[Excerpts from an interface dataset]

------------------------------------------------

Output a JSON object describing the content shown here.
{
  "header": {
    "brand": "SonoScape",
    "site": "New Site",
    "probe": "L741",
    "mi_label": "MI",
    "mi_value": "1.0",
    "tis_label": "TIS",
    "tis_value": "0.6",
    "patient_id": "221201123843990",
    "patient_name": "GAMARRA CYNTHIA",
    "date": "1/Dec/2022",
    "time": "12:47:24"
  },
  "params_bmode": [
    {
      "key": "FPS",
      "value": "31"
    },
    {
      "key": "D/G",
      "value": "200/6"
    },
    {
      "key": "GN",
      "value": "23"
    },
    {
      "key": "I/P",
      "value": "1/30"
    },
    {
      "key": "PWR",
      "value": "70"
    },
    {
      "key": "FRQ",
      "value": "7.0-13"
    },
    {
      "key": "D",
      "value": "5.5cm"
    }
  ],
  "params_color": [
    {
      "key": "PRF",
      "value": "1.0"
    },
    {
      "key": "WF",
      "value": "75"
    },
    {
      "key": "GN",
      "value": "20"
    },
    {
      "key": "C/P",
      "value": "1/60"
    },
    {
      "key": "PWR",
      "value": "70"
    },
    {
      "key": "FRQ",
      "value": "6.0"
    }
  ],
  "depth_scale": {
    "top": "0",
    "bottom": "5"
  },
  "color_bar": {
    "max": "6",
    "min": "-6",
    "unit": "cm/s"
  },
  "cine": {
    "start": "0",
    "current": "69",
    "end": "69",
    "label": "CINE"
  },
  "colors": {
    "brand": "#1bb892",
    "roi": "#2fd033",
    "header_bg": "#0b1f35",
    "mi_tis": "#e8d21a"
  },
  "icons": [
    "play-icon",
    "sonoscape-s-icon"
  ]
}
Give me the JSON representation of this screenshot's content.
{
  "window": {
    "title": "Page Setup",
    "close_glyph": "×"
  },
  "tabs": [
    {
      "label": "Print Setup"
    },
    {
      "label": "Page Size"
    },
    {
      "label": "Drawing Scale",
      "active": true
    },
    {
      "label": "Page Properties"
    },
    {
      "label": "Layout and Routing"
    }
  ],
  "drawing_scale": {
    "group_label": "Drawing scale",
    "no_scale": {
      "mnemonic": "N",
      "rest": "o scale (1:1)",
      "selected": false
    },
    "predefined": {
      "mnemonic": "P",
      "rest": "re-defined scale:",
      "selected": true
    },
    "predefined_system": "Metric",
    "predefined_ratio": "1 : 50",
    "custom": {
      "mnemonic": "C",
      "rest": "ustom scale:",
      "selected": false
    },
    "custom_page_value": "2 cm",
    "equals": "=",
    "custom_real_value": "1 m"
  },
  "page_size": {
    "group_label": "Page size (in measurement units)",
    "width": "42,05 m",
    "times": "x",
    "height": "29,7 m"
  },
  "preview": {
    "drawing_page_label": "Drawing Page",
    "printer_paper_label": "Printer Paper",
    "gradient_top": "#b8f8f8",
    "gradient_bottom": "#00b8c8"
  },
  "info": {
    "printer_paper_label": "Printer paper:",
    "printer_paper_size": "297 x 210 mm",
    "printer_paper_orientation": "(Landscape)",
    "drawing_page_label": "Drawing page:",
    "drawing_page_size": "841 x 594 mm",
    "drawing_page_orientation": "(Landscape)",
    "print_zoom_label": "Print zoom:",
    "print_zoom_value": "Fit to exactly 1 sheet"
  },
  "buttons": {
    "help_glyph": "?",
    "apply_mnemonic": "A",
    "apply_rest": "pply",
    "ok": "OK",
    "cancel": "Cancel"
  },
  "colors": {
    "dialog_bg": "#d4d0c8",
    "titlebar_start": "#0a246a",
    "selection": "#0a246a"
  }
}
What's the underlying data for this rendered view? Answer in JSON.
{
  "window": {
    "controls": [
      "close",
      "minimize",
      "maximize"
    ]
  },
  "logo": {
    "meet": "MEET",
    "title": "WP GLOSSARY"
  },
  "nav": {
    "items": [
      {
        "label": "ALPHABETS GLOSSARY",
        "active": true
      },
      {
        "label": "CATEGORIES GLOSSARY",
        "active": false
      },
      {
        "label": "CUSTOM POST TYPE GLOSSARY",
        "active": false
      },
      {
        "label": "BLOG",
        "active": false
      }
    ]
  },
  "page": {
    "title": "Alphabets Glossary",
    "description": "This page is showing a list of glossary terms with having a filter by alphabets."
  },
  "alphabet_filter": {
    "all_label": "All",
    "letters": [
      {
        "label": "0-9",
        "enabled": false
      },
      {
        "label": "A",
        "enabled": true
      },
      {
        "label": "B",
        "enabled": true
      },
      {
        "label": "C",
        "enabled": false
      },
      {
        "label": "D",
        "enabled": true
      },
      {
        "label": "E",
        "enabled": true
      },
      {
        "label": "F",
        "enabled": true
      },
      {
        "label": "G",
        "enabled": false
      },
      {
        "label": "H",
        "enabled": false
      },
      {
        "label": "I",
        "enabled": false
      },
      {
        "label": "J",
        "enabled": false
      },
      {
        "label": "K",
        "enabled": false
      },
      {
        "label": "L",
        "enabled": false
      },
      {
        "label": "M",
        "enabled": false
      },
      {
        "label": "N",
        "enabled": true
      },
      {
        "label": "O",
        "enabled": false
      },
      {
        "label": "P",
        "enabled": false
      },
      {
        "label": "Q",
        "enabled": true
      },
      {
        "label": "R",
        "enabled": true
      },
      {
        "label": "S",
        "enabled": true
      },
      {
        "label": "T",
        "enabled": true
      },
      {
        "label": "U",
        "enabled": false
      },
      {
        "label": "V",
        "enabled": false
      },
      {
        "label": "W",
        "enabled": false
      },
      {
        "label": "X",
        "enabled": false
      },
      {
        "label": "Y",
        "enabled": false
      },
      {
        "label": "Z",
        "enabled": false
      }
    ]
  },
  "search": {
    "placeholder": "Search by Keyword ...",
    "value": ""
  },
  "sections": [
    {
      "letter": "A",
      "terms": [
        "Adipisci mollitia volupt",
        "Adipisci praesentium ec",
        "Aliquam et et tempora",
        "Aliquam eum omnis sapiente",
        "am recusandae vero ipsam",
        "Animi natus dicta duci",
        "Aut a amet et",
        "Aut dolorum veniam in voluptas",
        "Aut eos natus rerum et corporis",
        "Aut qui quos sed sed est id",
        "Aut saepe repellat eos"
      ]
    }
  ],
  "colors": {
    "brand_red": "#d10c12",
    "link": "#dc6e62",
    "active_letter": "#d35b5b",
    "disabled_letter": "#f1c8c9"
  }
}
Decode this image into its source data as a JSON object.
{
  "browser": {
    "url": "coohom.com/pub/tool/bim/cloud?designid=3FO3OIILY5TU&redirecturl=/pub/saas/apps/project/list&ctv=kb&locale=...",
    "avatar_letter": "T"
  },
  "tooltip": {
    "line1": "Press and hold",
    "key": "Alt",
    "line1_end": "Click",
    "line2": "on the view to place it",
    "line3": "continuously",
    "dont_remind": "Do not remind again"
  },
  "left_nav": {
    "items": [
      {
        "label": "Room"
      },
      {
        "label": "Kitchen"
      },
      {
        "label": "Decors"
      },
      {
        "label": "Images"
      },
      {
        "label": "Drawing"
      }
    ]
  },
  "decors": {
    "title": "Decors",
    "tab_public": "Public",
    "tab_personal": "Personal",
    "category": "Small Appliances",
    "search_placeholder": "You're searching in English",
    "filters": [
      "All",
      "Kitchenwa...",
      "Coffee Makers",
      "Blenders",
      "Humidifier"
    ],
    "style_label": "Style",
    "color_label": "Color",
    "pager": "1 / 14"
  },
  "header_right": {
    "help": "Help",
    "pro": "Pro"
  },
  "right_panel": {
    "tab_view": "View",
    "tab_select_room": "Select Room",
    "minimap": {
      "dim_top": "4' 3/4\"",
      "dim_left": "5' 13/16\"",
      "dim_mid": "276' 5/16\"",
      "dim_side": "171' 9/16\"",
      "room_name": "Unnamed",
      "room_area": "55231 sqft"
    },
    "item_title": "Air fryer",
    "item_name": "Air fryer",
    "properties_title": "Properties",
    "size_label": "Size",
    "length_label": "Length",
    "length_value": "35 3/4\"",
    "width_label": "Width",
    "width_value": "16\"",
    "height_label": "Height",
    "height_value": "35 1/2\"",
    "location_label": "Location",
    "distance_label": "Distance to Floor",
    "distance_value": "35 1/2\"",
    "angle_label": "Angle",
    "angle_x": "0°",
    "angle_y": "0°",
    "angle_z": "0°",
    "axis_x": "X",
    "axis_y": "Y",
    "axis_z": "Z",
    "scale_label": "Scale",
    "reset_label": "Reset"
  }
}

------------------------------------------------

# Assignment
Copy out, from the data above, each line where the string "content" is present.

# Finished exercise
Output a JSON object describing the content shown here.
Give me the JSON representation of this screenshot's content.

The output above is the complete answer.